by Charles Simmons
January 19, 2015
I remember Detroit’s 1963 Walk to Freedom with Martin Luther King, Jr. I was part of a youth organization, UHURU (meaning “freedom” in Swahili). We had taken this name because throughout the 1950s UHURU had been the battle cry of the people of Kenya struggling against British colonialism.
I had just returned from serving in the U.S. Air Force, where I had experienced the brutal, barbaric and inhumane treatment of African Americans in Mississippi and Georgia. I had begun to oppose the U.S. war in Vietnam and the invasion of Cuba. I was a third-generation factory worker on the line in the auto industry and a first generation student at Wayne State University.
As we young folk marched to Cobo Hall in 1963 for fundamental democratic rights, we carried our own signs and the spirit of self-defense: “Negroes with Guns Will Overcome,” in sympathy with the struggles up north over brutal injustice and hypocrisy, and in the South where the KKK carried out drive-by shootings, lynchings, torture, and burnings of Black churches. Our signs were not allowed, but our spirit remained defiant against U.S. racism and imperialism. We were impatient and felt that the old folks, most people over 30, were going too slow.

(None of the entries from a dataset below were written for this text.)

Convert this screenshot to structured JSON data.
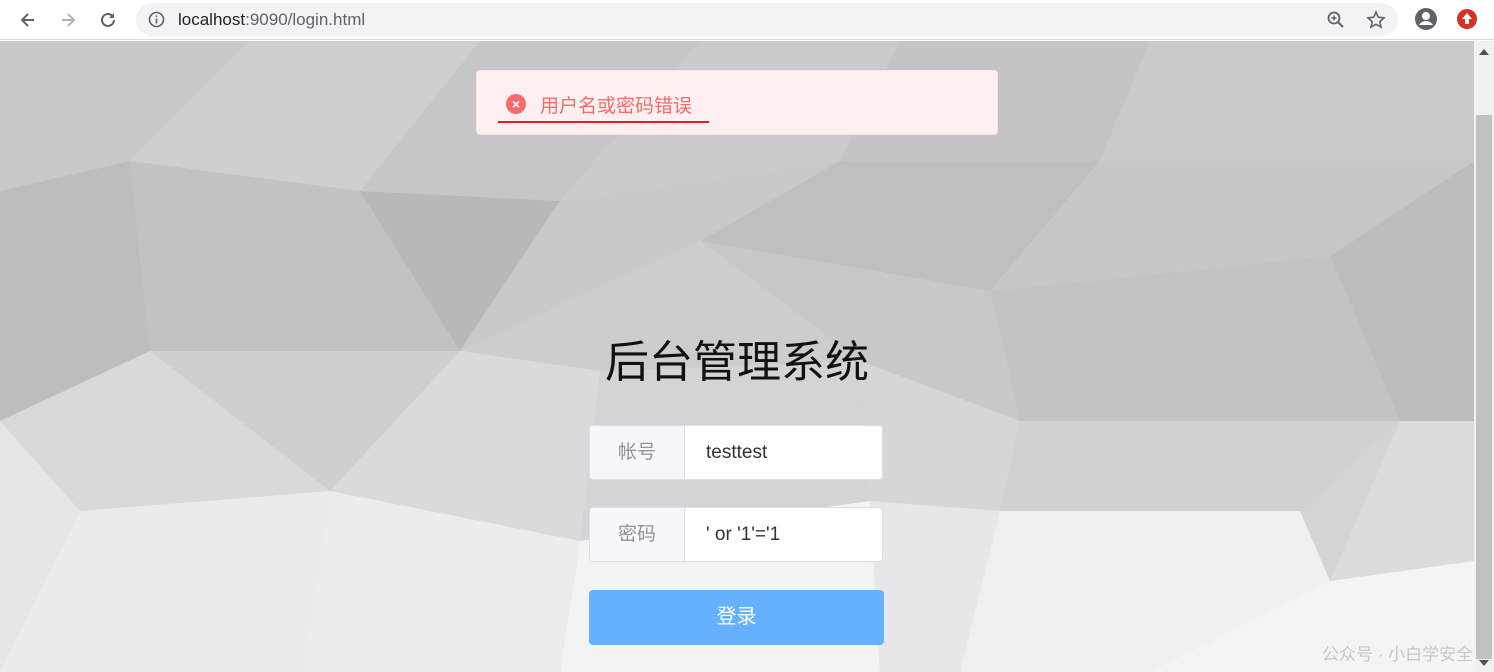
{
  "browser": {
    "url_host": "localhost",
    "url_rest": ":9090/login.html",
    "icons": [
      "back-icon",
      "forward-icon",
      "reload-icon",
      "info-icon",
      "zoom-icon",
      "star-icon",
      "account-icon",
      "extension-icon"
    ]
  },
  "message": {
    "type": "error",
    "text": "用户名或密码错误",
    "color": "#f56c6c"
  },
  "login": {
    "title": "后台管理系统",
    "username_label": "帐号",
    "username_value": "testtest",
    "password_label": "密码",
    "password_value": "' or '1'='1",
    "submit_label": "登录",
    "button_color": "#66b1ff"
  },
  "watermark": "公众号 · 小白学安全"
}
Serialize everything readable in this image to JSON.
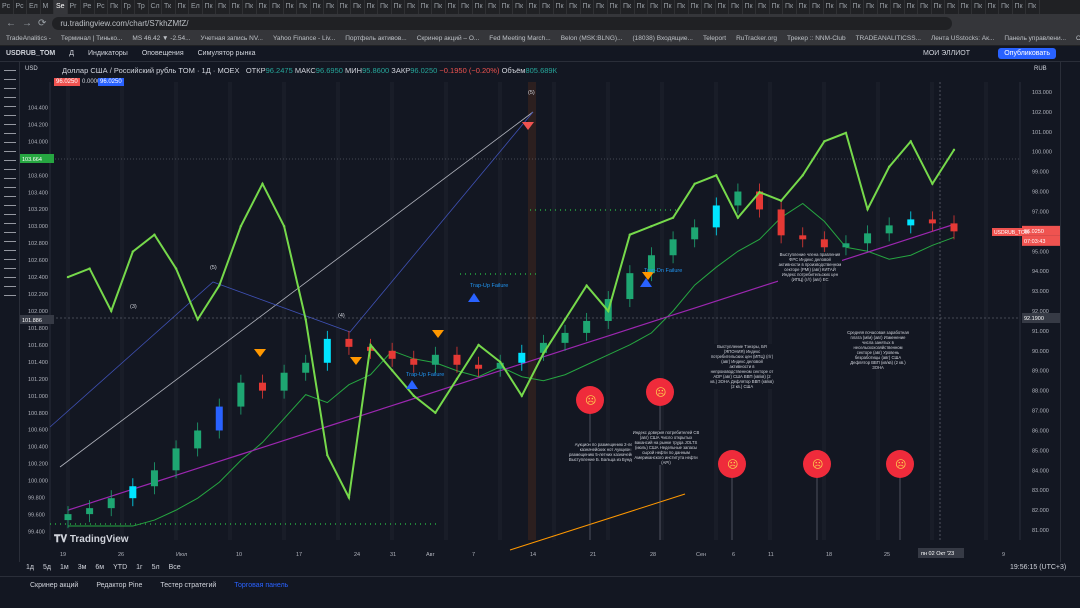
{
  "browser": {
    "tabs": [
      "Рс",
      "Рс",
      "Ел",
      "М",
      "Se",
      "Pr",
      "Ре",
      "Pc",
      "Пк",
      "Гр",
      "Тр",
      "Сл",
      "Тк",
      "Пк",
      "Ел",
      "Пк",
      "Пк",
      "Пк",
      "Пк",
      "Пк",
      "Пк",
      "Пк",
      "Пк",
      "Пк",
      "Пк",
      "Пк",
      "Пк",
      "Пк",
      "Пк",
      "Пк",
      "Пк",
      "Пк",
      "Пк",
      "Пк",
      "Пк",
      "Пк",
      "Пк",
      "Пк",
      "Пк",
      "Пк",
      "Пк",
      "Пк",
      "Пк",
      "Пк",
      "Пк",
      "Пк",
      "Пк",
      "Пк",
      "Пк",
      "Пк",
      "Пк",
      "Пк",
      "Пк",
      "Пк",
      "Пк",
      "Пк",
      "Пк",
      "Пк",
      "Пк",
      "Пк",
      "Пк",
      "Пк",
      "Пк",
      "Пк",
      "Пк",
      "Пк",
      "Пк",
      "Пк",
      "Пк",
      "Пк",
      "Пк",
      "Пк",
      "Пк",
      "Пк",
      "Пк",
      "Пк",
      "Пк"
    ],
    "url": "ru.tradingview.com/chart/S7khZMfZ/",
    "bookmarks": [
      "TradeAnalitics -",
      "Терминал | Тинько...",
      "MS 46.42 ▼ -2.54...",
      "Учетная запись NV...",
      "Yahoo Finance - Liv...",
      "Портфель активов...",
      "Скринер акций – O...",
      "Fed Meeting March...",
      "Belon (MSK:BLNG)...",
      "(18038) Входящие...",
      "Teleport",
      "RuTracker.org",
      "Трекер :: NNM-Club",
      "TRADEANALITICSS...",
      "Лента USstocks: Ак...",
      "Панель управлени...",
      "Студия Rutube"
    ]
  },
  "toolbar": {
    "symbol": "USDRUB_TOM",
    "interval": "Д",
    "indicators": "Индикаторы",
    "alerts": "Оповещения",
    "replay": "Симулятор рынка",
    "my_ideas": "МОИ ЭЛЛИОТ",
    "publish": "Опубликовать"
  },
  "legend": {
    "title": "Доллар США / Российский рубль TOM · 1Д · MOEX",
    "o_label": "ОТКР",
    "o": "96.2475",
    "h_label": "МАКС",
    "h": "96.6950",
    "l_label": "МИН",
    "l": "95.8600",
    "c_label": "ЗАКР",
    "c": "96.0250",
    "chg": "−0.1950 (−0.20%)",
    "vol_label": "Объём",
    "vol": "805.689К",
    "bid": "96.0250",
    "spread": "0.0000",
    "ask": "96.0250",
    "currency_left": "USD",
    "currency_right": "RUB"
  },
  "chart_data": {
    "type": "candlestick",
    "symbol": "USDRUB_TOM",
    "left_axis": {
      "ylim": [
        99.3,
        104.7
      ],
      "ticks": [
        "104.400",
        "104.200",
        "104.000",
        "103.800",
        "103.600",
        "103.400",
        "103.200",
        "103.000",
        "102.800",
        "102.600",
        "102.400",
        "102.200",
        "102.000",
        "101.800",
        "101.600",
        "101.400",
        "101.200",
        "101.000",
        "100.800",
        "100.600",
        "100.400",
        "100.200",
        "100.000",
        "99.800",
        "99.600",
        "99.400"
      ]
    },
    "right_axis": {
      "ylim": [
        80.5,
        103.5
      ],
      "ticks": [
        "103.000",
        "102.000",
        "101.000",
        "100.000",
        "99.000",
        "98.000",
        "97.000",
        "96.000",
        "95.000",
        "94.000",
        "93.000",
        "92.000",
        "91.000",
        "90.000",
        "89.000",
        "88.000",
        "87.000",
        "86.000",
        "85.000",
        "84.000",
        "83.000",
        "82.000",
        "81.000"
      ]
    },
    "x_ticks": [
      "19",
      "26",
      "Июл",
      "10",
      "17",
      "24",
      "31",
      "Авг",
      "7",
      "14",
      "21",
      "28",
      "Сен",
      "6",
      "11",
      "18",
      "25",
      "2",
      "9"
    ],
    "last_price": "96.0250",
    "countdown": "07:03:43",
    "crosshair_price": "92.1900",
    "crosshair_date": "пн 02 Окт '23",
    "left_marker_1": "103.664",
    "left_marker_2": "101.886",
    "price_line_label": "USDRUB_TOM",
    "closes": [
      81.8,
      82.1,
      82.6,
      83.2,
      84.0,
      85.1,
      86.0,
      87.2,
      88.4,
      88.0,
      88.9,
      89.4,
      90.6,
      90.2,
      90.0,
      89.6,
      89.3,
      89.8,
      89.3,
      89.1,
      89.4,
      89.9,
      90.4,
      90.9,
      91.5,
      92.6,
      93.9,
      94.8,
      95.6,
      96.2,
      97.3,
      98.0,
      97.1,
      95.8,
      95.6,
      95.2,
      95.4,
      95.9,
      96.3,
      96.6,
      96.4,
      96.0
    ],
    "opens": [
      81.5,
      81.8,
      82.1,
      82.6,
      83.2,
      84.0,
      85.1,
      86.0,
      87.2,
      88.4,
      88.0,
      88.9,
      89.4,
      90.6,
      90.2,
      90.0,
      89.6,
      89.3,
      89.8,
      89.3,
      89.1,
      89.4,
      89.9,
      90.4,
      90.9,
      91.5,
      92.6,
      93.9,
      94.8,
      95.6,
      96.2,
      97.3,
      98.0,
      97.1,
      95.8,
      95.6,
      95.2,
      95.4,
      95.9,
      96.3,
      96.6,
      96.4
    ],
    "oscillator": [
      102.4,
      102.5,
      102.0,
      102.7,
      102.9,
      102.5,
      101.9,
      102.3,
      103.0,
      103.5,
      103.0,
      101.9,
      100.3,
      99.8,
      101.6,
      101.3,
      101.0,
      100.8,
      101.2,
      101.6,
      101.4,
      101.0,
      101.5,
      101.9,
      102.3,
      102.0,
      102.9,
      103.0,
      103.1,
      103.5,
      103.6,
      103.1,
      103.4,
      103.3,
      103.6,
      104.0,
      104.1,
      103.2,
      103.7,
      104.0,
      103.5,
      103.9
    ],
    "labels": [
      "(5)",
      "(5)",
      "(3)",
      "(4)",
      "Trap-Up Failure",
      "Trap-Up Failure",
      "Trap-Dn Failure"
    ],
    "events": [
      "Аукцион по размещению 2-летних казначейских нот Аукцион по размещению 5-летних казначейских нот Выступление Б. Бальца из Бундесбанка",
      "Индекс доверия потребителей CB (авг) США Число открытых вакансий на рынке труда JOLTS (июль) США Недельные запасы сырой нефти по данным Американского института нефти (API)",
      "Выступление Тэнэры, БЯ (ЯПОНИЯ) Индекс потребительских цен (ИПЦ) (г/г) (авг) Индекс деловой активности в непроизводственном секторе от ADP (авг) США ВВП (кв/кв) (2 кв.) ЗОНА Дефлятор ВВП (кв/кв) (2 кв.) США",
      "Выступление члена правления ФРС Индекс деловой активности в производственном секторе (PMI) (авг) КИТАЙ Индекс потребительских цен (ИПЦ) (г/г) (авг) ЕС",
      "Средняя почасовая заработная плата (м/м) (авг) Изменение числа занятых в несельскохозяйственном секторе (авг) Уровень безработицы (авг) США Дефлятор ВВП (кв/кв) (2 кв.) ЗОНА"
    ]
  },
  "timeframes": [
    "1д",
    "5д",
    "1м",
    "3м",
    "6м",
    "YTD",
    "1г",
    "5л",
    "Все"
  ],
  "clock": "19:56:15 (UTC+3)",
  "bottom_tabs": [
    "Скринер акций",
    "Редактор Pine",
    "Тестер стратегий",
    "Торговая панель"
  ],
  "brand": "TradingView"
}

The Detroit Walk to Freedom on June 24, 1963.
In this movement, there were fundamental disagreements about tactics, strategy, and vision. But Dr. King was clear in his question: Do we want to integrate into a burning house? As I saw it, he meant the house of capitalism, racism, and oppression locally and globally. Many others more conservative or moderate thought the simple act of racial desegregation was sufficient for success of the movement. That was the group that dominated the struggle and the outcome.
UHURU youth were critical of the establishment civil rights organizations. We supported SNCC, the Black Panther Party, Robert F. Williams, and the Deacons for Self-Defense who fought the KKK in North Carolina and Louisiana. We opposed racism in the trade unions and in the manufacturing industries. We talked about building a new society, but it wasn’t clear exactly what we wanted.
Deep Layers of Justice
There were many small and large victories. This was the beginning of desegregation. There were civil rights bills, a tremendous expansion of the African-American middle class, the massive entry of women into the labor force, and the end of the war in Vietnam. Radical Black youth begin to talk to one another across borders of race and class. But over the 50 years since we’ve seen that the struggle for justice has many layers, some that we addressed in the 1960s and some that we did not.
We opposed the war in Vietnam but didn’t–as MLK had argued we should–fight for a global system of peace and justice.
We never dreamed that half a century later we’d still be fighting against police violence. Nor could we have imagined Detroit forced into bankruptcy.
We didn’t address the fundamental issue of capitalism, which profited from slavery and war, then and now, and stole land and minerals and snatched food from the mouths of the poor locally and globally.
We didn’t address the relationship between Western wealth and deepening poverty in our cities and family farms, and among the masses in the Third World, nor our militaristic foreign policy, and how we in the rich nations–even the workers and middle classes–benefit from the plunder and rape of the peoples of the global South.
We didn’t address the war on Mother Earth through plunder of minerals, pollution of the air and water, and destruction of forests and family-based agriculture.
We didn’t realize that we were challenging a system that is centuries old–rooted in slavery and serfdom–and that we needed long-distance runners to spend their lifetimes engaged in the struggle for justice. We didn’t address the importance of women’s leadership.
Today, we must continue to redefine democracy and human rights. We must think as citizens of the entire planet earth and not just one nation. The old meanings created in the previous centuries are obsolete. Every people and everybody across the planet must have a real voice based on honest information and access. That must include extending power, information, and decision-making to the people at the bottom rather than the top-down process we currently experience. Whatever we fight for locally must also benefit the farmers and workers of the Third World, and cause no harm to the environment. We must build bridges throughout the state at the grassroots level, across political parties and racial/ethnic/faith groups, and recognize youth leadership.
As we confront the current challenges of those who are stealing our democratic rights on all fronts and on all levels, it is useful to remember the words of Abolitionist Mother Harriet Tubman, and the instructions she gave to the enslaved Africans about to escape from torture, rape and pillage of U.S. Democracy:
“When you hear the barking of the dogs chasing you; don’t look back. When you see the lights in the forest moving toward you; don’t stop and don’t look back. Keep Moving! When you hear the shouts of massa calling after you; Keep Moving! Don’t stop and don’t look back; Keep Moving! Cause if you want a taste of Freedom, Keep Moving!”
Charles Simmons, a lifelong activist, delivered this speech at the annual Martin Luther King Day Commemoration, January 21, 2013 at Central Methodist Church in Detroit. It has been slightly edited. Dr. Simmons and his wife, Sandra, have established The Hush House Black World Museum and Leadership Training Institute for Human Rights in Detroit. An emeritus professor of journalism and law at Eastern Michigan University, he is working on an historical autobiography, to be published in mid-2015.